***** Records to use

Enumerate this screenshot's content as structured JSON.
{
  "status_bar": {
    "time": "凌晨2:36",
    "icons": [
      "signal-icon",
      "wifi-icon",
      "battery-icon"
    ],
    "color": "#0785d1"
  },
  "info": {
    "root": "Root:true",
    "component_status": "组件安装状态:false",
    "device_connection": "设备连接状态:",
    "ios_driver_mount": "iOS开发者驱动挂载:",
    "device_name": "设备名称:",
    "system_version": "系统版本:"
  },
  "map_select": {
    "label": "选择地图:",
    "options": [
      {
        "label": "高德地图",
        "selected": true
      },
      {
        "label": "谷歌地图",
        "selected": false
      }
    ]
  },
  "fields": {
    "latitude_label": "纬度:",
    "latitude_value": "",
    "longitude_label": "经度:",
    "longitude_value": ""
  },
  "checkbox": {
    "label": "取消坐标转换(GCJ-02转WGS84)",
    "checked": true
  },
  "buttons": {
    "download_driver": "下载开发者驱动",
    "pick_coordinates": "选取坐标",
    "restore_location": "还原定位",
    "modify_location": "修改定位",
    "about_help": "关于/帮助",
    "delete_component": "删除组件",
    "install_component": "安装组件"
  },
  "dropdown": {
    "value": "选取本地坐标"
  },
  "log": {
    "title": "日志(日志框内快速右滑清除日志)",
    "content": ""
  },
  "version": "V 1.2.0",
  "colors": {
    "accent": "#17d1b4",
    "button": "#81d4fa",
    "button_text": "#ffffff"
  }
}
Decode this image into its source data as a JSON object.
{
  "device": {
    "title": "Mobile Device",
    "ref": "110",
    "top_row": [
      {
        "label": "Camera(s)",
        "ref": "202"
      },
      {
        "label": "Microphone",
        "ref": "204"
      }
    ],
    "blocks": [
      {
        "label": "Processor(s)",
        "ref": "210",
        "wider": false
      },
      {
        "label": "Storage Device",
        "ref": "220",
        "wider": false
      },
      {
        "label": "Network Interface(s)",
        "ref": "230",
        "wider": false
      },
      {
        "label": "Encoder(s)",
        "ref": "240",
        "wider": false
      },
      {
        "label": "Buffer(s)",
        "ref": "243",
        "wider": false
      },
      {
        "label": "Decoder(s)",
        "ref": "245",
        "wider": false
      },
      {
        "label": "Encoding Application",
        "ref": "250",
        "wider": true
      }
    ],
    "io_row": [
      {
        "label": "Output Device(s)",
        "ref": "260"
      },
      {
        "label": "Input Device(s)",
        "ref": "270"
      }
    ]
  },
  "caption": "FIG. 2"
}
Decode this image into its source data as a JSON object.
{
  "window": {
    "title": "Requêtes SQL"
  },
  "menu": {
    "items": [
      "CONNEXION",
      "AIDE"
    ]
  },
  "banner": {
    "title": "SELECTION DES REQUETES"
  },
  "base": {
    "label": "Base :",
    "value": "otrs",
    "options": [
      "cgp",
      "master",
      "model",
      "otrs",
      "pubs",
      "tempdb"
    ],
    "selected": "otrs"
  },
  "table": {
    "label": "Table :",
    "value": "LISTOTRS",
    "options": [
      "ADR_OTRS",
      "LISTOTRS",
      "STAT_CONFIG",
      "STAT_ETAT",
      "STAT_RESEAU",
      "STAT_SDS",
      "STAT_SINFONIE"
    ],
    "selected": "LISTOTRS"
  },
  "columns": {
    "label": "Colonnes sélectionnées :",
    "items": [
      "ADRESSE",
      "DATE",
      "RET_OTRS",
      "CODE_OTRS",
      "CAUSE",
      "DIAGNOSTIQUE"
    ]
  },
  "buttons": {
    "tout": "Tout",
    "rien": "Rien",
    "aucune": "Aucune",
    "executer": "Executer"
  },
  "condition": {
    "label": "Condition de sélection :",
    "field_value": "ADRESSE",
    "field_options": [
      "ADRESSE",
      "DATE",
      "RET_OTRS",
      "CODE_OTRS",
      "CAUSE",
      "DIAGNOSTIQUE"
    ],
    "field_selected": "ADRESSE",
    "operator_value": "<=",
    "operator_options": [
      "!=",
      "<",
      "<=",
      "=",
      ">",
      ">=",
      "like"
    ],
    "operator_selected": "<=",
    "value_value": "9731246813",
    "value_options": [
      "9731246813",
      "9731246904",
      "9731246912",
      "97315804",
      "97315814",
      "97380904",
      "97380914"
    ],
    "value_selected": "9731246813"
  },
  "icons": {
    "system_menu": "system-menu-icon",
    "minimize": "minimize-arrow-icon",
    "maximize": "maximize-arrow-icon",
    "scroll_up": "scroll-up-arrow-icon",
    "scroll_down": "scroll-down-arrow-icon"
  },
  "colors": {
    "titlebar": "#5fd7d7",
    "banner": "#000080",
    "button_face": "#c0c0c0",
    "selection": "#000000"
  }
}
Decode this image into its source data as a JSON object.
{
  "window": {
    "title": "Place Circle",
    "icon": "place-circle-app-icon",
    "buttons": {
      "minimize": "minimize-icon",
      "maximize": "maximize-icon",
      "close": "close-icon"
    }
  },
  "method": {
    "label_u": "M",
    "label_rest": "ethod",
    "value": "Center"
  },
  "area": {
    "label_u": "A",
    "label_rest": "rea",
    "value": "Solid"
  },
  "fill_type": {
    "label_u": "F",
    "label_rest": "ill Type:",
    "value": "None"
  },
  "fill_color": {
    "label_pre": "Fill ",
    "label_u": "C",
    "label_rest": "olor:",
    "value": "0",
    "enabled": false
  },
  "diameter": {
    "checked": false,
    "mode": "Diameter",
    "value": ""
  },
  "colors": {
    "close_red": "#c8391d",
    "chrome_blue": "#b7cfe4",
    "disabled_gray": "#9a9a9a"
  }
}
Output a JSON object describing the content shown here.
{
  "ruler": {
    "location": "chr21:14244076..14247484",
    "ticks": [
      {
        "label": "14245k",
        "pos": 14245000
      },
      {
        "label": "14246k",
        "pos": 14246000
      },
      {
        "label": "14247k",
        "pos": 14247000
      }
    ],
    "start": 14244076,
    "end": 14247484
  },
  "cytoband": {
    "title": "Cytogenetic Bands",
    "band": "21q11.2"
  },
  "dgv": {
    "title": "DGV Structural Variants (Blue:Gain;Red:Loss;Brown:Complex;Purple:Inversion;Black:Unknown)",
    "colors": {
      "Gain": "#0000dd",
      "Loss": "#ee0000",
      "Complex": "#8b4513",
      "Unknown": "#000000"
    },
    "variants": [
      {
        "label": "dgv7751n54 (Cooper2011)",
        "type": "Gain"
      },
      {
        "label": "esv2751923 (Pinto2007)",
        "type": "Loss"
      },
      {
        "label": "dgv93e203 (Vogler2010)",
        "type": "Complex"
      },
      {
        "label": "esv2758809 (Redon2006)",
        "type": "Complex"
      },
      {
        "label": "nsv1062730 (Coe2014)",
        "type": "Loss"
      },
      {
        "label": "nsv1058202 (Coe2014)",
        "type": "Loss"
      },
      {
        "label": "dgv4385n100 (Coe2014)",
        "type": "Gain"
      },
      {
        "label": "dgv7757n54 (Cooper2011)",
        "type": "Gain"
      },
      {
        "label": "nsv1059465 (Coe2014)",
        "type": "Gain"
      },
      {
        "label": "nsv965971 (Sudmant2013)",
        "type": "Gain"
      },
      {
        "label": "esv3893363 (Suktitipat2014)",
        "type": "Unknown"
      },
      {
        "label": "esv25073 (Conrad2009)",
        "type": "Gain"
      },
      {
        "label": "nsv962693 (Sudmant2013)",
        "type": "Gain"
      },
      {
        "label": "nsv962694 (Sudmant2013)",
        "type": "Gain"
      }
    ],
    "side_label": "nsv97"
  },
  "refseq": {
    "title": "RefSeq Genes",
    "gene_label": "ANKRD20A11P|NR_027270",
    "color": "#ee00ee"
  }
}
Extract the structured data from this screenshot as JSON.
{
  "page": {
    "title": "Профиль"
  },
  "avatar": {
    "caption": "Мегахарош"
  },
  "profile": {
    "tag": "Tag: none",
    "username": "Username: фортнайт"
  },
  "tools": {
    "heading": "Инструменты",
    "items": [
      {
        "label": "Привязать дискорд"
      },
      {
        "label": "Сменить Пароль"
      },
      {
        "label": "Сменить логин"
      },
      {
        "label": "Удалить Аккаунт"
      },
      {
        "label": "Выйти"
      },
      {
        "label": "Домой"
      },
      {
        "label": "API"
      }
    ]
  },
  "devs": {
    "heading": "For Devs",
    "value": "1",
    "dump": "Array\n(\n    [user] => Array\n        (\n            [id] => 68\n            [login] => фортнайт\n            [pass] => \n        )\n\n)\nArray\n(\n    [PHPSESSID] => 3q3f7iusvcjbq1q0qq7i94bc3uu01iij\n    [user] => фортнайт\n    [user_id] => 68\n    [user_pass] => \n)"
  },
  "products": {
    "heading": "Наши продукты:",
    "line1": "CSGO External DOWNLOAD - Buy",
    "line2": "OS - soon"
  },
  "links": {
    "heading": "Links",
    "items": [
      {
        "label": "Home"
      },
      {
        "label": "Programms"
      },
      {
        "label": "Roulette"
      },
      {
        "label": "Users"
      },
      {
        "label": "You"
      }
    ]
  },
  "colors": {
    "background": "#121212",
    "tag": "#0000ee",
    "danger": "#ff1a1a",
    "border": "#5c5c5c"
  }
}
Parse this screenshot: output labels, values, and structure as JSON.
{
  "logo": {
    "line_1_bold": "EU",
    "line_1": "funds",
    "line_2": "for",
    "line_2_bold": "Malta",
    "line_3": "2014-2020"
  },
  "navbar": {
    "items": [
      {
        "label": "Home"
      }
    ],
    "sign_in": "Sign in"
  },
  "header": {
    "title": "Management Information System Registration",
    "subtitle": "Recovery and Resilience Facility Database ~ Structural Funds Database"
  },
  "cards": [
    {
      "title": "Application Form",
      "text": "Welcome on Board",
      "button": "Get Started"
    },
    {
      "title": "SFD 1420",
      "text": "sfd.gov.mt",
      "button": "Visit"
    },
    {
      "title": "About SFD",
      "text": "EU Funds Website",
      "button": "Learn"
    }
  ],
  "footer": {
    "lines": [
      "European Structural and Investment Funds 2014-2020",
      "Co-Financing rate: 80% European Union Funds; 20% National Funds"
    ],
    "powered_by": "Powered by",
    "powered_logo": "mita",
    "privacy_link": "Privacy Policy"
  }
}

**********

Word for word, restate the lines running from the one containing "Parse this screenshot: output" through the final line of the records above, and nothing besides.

> **Task answer**:
Parse this screenshot: output labels, values, and structure as JSON.
{
  "logo": {
    "line_1_bold": "EU",
    "line_1": "funds",
    "line_2": "for",
    "line_2_bold": "Malta",
    "line_3": "2014-2020"
  },
  "navbar": {
    "items": [
      {
        "label": "Home"
      }
    ],
    "sign_in": "Sign in"
  },
  "header": {
    "title": "Management Information System Registration",
    "subtitle": "Recovery and Resilience Facility Database ~ Structural Funds Database"
  },
  "cards": [
    {
      "title": "Application Form",
      "text": "Welcome on Board",
      "button": "Get Started"
    },
    {
      "title": "SFD 1420",
      "text": "sfd.gov.mt",
      "button": "Visit"
    },
    {
      "title": "About SFD",
      "text": "EU Funds Website",
      "button": "Learn"
    }
  ],
  "footer": {
    "lines": [
      "European Structural and Investment Funds 2014-2020",
      "Co-Financing rate: 80% European Union Funds; 20% National Funds"
    ],
    "powered_by": "Powered by",
    "powered_logo": "mita",
    "privacy_link": "Privacy Policy"
  }
}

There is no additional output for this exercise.